Eva Zeisel was 105 years old when she died on December 30, 2011. She was born in Budapest, Hungary, in 1906 and entered the Hungarian Royal Academy of Fine Arts as a painter in 1923, but soon decided that she wanted to become a “maker of useful things.” She apprenticed herself to a pottery master in the medieval guild system, working up the hierarchy from apprentice to learned worker to journeyman and, at last, master. The guild was called “Roof-Coverers, Rail-Diggers, Oven Setters, Chimney Sweeps, and Potters,” with her apprenticeship covering every aspect of making pottery by hand, from preparing clay to making and setting ovens to fire the pots.
Top: Eva Zeisel in 2009. Photo: Talisman Photo
If you want an impression of Eva’s personality, you can find a delightful TED Talk from 2001 in which she tells some stories of her life and travels, living in Germany, Austria, the Soviet Union, and the United States. At the age of twenty-nine, she was named artistic director of the Russian China and Glass industry, but seven years later she was suddenly arrested, falsely accused of participating in an assassination plot against Joseph Stalin. The punishment for this was sixteen months in prison, twelve of them in solitary confinement in a tiny cell that she dubbed “a cupboard,” where she practiced standing on her head, saying, “This was rather easy in a cupboard because there is not too much room to fall.”
The design that best illustrates her playfulness is her Town and Country series from 1946, whose salt and pepper shakers she described as portraits of herself and her daughter and gourds fondly embracing each other.
Town and Country series, introduced 1946, manufactured by Red Wing Pottery, Minnesota.

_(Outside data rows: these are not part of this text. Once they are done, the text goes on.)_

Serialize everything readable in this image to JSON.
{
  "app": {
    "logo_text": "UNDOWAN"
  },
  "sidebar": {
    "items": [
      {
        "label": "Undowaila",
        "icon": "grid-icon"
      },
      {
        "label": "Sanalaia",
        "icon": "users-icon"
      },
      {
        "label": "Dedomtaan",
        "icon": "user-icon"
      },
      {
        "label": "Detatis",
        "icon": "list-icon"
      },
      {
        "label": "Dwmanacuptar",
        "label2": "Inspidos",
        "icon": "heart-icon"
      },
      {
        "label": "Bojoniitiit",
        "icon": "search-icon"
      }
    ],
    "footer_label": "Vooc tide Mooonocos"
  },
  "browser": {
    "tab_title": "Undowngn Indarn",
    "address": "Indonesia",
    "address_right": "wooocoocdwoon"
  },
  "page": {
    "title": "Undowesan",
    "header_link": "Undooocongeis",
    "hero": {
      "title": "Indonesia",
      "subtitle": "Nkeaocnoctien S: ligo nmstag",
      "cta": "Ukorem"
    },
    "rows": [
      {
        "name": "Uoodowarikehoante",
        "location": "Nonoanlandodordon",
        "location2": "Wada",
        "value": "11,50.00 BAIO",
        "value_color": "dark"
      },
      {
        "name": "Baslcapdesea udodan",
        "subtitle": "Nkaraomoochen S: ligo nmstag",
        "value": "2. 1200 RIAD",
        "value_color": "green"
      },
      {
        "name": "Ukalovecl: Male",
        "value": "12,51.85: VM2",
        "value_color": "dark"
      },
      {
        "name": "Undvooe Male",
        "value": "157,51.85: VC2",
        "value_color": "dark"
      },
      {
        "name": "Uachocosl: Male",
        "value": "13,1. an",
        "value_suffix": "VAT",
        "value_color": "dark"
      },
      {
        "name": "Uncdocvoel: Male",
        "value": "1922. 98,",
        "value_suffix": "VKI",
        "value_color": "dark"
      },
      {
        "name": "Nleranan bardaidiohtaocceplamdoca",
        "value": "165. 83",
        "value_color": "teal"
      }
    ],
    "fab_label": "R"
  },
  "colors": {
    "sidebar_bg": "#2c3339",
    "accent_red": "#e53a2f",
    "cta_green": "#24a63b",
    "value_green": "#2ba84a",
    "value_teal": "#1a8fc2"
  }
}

She called herself a “maker of things” because she created designs that were “more beautiful, more elegant, and more comfortable” than the output of a craftsman, but rejected the label of industrial design as associated with novelty, innovation, and commerce. She chose instead to focus on a playful search for beauty, designing and producing lovely things continually over a career that spanned four score years. As evidence of her amazing consistency, look at the two examples below, one from 1946 and the other from 2003. What a legacy! How appropriate that she received the National Design Award for Lifetime Achievement in 2005.
Museum series, introduced 1946.
Teapot, lid, cup, and saucer, 2003, manufactured by Lomonosov Porcelain Factory, Russia
Despite her passing, Eva Zeisel’s impact on modern design continues to be strong and current. Cooper-Hewitt is fortunate to have a broad range of Eva’s ceramic designs, starting with her work for German earthenware producers of the late 1920s, porcelain tableware of 1937 and 2003 from both the Soviet and post-Soviet-era Lomonosov factory, as well as her Museum Service of 1942 for the Museum of Modern Art and Town and Country pattern for Red Wing Pottery. Not unlike Cooper-Hewitt’s approach—seeing how historic forms can inform the present—Eva Zeisel said her Lomonosov work was inspired by pre-revolutionary designs in the factory’s collection. Examples of her Prestige glassware of about 1954 for the Federal Glass Co. and a number of design drawings for tableware further show the extent of her creativity and give an idea of how she approached the design process. Browse Zeisel's objects in Cooper-Hewitt's collection.